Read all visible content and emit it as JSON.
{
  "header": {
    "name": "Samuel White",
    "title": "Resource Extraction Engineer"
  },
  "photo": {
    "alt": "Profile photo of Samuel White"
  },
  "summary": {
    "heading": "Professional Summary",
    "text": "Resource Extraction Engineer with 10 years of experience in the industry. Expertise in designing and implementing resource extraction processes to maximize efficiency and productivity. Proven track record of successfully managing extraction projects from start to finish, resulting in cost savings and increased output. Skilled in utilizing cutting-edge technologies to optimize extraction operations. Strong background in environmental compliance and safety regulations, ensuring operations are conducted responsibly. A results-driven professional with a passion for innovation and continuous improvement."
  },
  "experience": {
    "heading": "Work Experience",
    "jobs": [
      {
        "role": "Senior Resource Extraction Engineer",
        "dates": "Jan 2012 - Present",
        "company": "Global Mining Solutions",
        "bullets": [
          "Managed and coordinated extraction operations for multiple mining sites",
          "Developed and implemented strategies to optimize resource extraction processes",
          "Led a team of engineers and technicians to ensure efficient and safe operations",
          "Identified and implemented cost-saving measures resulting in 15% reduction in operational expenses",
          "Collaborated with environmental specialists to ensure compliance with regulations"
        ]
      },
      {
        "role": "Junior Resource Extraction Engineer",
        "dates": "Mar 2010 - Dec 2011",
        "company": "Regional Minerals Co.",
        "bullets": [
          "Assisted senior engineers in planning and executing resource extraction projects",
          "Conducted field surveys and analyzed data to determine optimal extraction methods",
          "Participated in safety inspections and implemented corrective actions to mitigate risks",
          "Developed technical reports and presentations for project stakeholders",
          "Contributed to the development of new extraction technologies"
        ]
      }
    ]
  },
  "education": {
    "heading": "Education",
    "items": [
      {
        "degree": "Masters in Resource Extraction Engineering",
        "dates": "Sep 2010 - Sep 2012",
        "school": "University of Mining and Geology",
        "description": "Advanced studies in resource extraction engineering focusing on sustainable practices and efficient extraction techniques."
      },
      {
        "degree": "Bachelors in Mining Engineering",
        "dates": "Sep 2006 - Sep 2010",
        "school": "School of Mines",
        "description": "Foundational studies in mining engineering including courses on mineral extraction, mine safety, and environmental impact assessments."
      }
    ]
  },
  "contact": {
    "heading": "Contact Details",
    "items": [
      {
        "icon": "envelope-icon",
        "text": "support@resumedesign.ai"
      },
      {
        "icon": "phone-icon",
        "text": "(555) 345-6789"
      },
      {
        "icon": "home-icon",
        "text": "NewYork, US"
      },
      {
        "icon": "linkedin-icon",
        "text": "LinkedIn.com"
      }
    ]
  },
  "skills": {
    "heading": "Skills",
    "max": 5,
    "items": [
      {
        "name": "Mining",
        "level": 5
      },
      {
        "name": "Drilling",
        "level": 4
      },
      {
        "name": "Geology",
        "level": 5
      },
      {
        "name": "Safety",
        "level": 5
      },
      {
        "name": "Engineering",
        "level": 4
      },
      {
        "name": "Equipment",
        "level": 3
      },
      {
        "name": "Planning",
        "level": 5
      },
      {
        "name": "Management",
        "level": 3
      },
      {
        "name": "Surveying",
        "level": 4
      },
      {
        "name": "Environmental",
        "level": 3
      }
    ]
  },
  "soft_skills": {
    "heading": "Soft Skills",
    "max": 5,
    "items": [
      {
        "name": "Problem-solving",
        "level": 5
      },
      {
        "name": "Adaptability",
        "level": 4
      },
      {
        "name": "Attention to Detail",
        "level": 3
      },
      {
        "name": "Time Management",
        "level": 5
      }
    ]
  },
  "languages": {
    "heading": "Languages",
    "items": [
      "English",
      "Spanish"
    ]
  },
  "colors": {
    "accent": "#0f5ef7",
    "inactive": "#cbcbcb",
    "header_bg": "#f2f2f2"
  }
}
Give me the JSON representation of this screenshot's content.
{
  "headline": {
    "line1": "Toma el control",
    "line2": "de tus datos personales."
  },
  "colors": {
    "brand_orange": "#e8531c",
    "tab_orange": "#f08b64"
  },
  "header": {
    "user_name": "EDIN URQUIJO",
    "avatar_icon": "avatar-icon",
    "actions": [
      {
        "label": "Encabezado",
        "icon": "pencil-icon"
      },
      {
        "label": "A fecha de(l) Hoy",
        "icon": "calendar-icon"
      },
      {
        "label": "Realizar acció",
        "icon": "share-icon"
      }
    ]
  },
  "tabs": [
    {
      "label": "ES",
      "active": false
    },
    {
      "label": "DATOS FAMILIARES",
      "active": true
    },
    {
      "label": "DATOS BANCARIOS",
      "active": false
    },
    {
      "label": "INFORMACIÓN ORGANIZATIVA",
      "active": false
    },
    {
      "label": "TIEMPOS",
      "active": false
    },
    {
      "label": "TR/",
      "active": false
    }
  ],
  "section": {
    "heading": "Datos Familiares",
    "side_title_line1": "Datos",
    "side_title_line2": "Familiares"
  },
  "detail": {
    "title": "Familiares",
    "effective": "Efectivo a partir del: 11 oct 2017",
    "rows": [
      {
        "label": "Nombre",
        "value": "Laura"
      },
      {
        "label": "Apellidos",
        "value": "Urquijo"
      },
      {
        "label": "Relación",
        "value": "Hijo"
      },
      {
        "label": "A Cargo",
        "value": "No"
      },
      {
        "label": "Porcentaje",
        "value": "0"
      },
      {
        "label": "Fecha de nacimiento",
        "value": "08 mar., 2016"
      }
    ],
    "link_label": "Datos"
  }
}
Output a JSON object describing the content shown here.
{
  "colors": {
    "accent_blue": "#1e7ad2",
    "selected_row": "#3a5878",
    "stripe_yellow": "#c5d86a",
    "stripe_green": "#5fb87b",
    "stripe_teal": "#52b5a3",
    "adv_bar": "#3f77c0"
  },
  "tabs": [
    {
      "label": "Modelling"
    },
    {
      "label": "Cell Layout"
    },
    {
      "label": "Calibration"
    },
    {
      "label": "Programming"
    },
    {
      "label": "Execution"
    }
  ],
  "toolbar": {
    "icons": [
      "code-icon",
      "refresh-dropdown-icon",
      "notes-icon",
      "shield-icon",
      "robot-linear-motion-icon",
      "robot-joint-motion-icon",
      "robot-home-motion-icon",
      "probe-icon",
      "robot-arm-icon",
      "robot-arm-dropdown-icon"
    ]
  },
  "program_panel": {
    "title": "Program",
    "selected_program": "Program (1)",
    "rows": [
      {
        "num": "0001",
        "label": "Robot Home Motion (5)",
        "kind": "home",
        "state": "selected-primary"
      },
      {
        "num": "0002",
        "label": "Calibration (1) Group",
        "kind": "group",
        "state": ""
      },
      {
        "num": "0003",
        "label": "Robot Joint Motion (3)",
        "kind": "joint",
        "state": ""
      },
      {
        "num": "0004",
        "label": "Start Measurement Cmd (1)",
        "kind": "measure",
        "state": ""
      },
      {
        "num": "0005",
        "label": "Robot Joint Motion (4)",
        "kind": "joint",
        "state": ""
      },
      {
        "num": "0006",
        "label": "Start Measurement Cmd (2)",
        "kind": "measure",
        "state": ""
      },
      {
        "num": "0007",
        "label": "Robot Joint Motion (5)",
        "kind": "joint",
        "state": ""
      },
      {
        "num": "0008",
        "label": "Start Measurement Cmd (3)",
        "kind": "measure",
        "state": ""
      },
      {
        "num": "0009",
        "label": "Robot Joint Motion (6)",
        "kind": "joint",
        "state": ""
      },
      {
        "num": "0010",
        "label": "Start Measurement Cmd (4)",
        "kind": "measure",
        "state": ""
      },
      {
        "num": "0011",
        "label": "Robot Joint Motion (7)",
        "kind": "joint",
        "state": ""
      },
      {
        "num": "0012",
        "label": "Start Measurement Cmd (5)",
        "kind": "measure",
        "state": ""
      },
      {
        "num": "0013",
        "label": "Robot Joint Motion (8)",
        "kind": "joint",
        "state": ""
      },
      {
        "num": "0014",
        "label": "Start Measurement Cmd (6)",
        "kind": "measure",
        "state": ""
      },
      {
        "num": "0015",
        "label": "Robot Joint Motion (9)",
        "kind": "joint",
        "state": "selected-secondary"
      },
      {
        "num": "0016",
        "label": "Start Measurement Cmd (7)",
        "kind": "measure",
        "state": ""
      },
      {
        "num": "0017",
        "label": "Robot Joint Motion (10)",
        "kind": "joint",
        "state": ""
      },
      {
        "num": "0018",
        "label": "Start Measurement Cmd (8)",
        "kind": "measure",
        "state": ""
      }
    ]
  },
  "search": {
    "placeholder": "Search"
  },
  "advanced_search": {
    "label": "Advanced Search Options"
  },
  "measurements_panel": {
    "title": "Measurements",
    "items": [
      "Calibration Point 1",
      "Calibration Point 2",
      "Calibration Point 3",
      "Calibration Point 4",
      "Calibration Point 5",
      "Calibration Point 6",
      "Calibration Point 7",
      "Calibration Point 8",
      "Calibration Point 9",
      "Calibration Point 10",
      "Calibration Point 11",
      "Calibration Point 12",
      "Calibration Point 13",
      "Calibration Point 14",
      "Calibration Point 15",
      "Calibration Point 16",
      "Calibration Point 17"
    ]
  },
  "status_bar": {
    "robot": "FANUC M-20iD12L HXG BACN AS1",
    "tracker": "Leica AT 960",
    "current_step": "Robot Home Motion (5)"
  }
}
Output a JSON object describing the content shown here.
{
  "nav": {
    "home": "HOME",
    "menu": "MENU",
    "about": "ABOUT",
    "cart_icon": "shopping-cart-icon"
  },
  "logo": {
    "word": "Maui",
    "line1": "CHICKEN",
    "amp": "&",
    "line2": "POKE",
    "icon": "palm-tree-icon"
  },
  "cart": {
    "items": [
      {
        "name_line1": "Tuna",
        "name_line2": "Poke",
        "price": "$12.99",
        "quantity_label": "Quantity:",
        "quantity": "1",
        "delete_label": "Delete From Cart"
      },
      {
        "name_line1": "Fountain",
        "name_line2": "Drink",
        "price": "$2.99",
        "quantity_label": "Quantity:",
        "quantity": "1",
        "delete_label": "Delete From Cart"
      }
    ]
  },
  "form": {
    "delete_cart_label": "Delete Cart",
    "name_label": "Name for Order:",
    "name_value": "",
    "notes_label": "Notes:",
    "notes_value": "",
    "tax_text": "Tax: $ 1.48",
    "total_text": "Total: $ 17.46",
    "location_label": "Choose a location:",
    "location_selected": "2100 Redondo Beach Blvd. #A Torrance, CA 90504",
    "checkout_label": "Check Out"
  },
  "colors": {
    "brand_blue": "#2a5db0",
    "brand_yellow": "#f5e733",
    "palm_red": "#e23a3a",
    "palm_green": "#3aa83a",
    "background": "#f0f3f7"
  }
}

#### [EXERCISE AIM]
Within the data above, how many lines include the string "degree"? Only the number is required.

#### [RESULT BELOW]
2